- Overcoming depression & anxiety
- Anger management
- Behaviour management
- Mental health concerns
Recovery has different dimensions, viz:
- It is time oriented – short, medium and long
- It requires an understanding of the community- the symptoms, the networks and the dependencies
- It occurs when all aspects of community well-being (both mental &physical) are addressed after an emergency
- It needs to be led and coordinated from the time of the disaster
- It needs adaptive leadership and management
- It will take a long time – particularly after a disaster
- It will create new opportunities for the community
Hence, if an Indian community (either rural or urban) requires to be empowered with inner strength to bounce back from a disaster, we need to inculcate:
- Courage to find out their own solutions
- Leadership; individual as well as team leadership
- Realistic awareness about different types of disasters
- Regular practice for preparedness
- Multi-level and structured training
- Sense of pride towards the community
- Feeling optimistic about the future of the community
- Spirit of mutual assistance and cooperation
- Sense of attachment for their community
- Self reliance and search for own resources
- Support for education at all levels
- Organization and development of partnership and cooperative working in the community
- Diversified employment in the community
- Locally owned employment opportunities
- Formation for strategy for increasing independent local ownership
- Openness to alternative ways of earning and economic activity
- Competitive position of community
- Creation and implementation of community vision and goals
- Pursuing trait for achieving goals
- Formation and development of plan which will encompass all segments of the Community

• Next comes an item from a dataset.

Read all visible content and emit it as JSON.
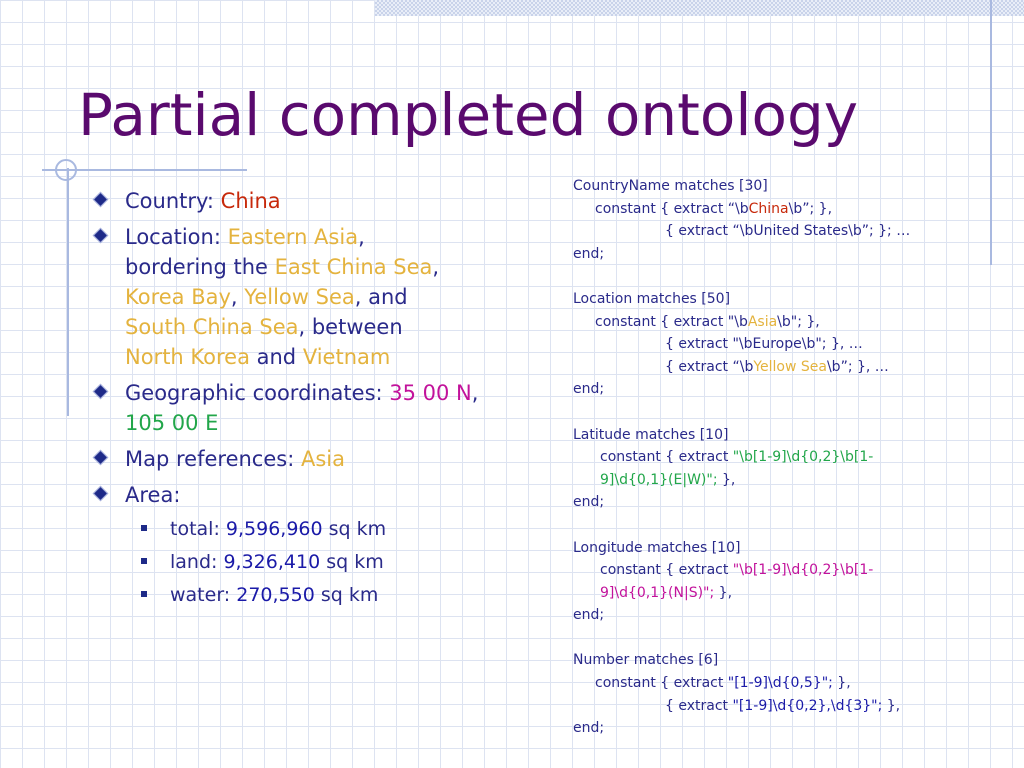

For the purpose of our study, we felt the need to measure the behaviour of the various sections of the community, in the event of a disaster. We compiled certain parameters / conditionalities by investigating into the data available on disasters encountered by us in the past, by which, the behaviour and reactions of the community could be measured in terms of an index.
There are many methods that can be used to develop an index, and in this document, the working group has chosen to use ten indicators derived from the behavioural pattern of the Japanese community during the recent disaster in Japan.
Under each of these conditionalities / indicators, of the behaviour of the target community is to be assessed and recorded in a level of 0 – 5. By averaging these levels an index is to be arrived at. This index would then readily be used to gauge the prevailing situation and decide on the course of action to be taken.
Having completed the study, our mission now is to build a safe and disaster-resilient community by developing a holistic, proactive, multi-hazard and technology driven strategy through a culture of prevention, mitigation and preparedness, to generate a prompt and efficient response of community at the time of disasters.
The entire process will centre-stage the community and will be provided momentum and sustenance through the collective efforts of Government Agencies and Non-Governmental Organizations (NGOs).
The authors are Mr. S.S.Shinde Joint Municipal Commissioner, and Project Director, DRMMP for the Municipal Corporation of Greater Mumbai (MCGM) and Mrs. Indrani Malkani, Trustee V Citizens Action Network. This article is an excerpt from a paper presented by the authors on behalf of MCGM, in the ‘Resilient Cities World Congress’ in Bonn, Germany, in May 2012.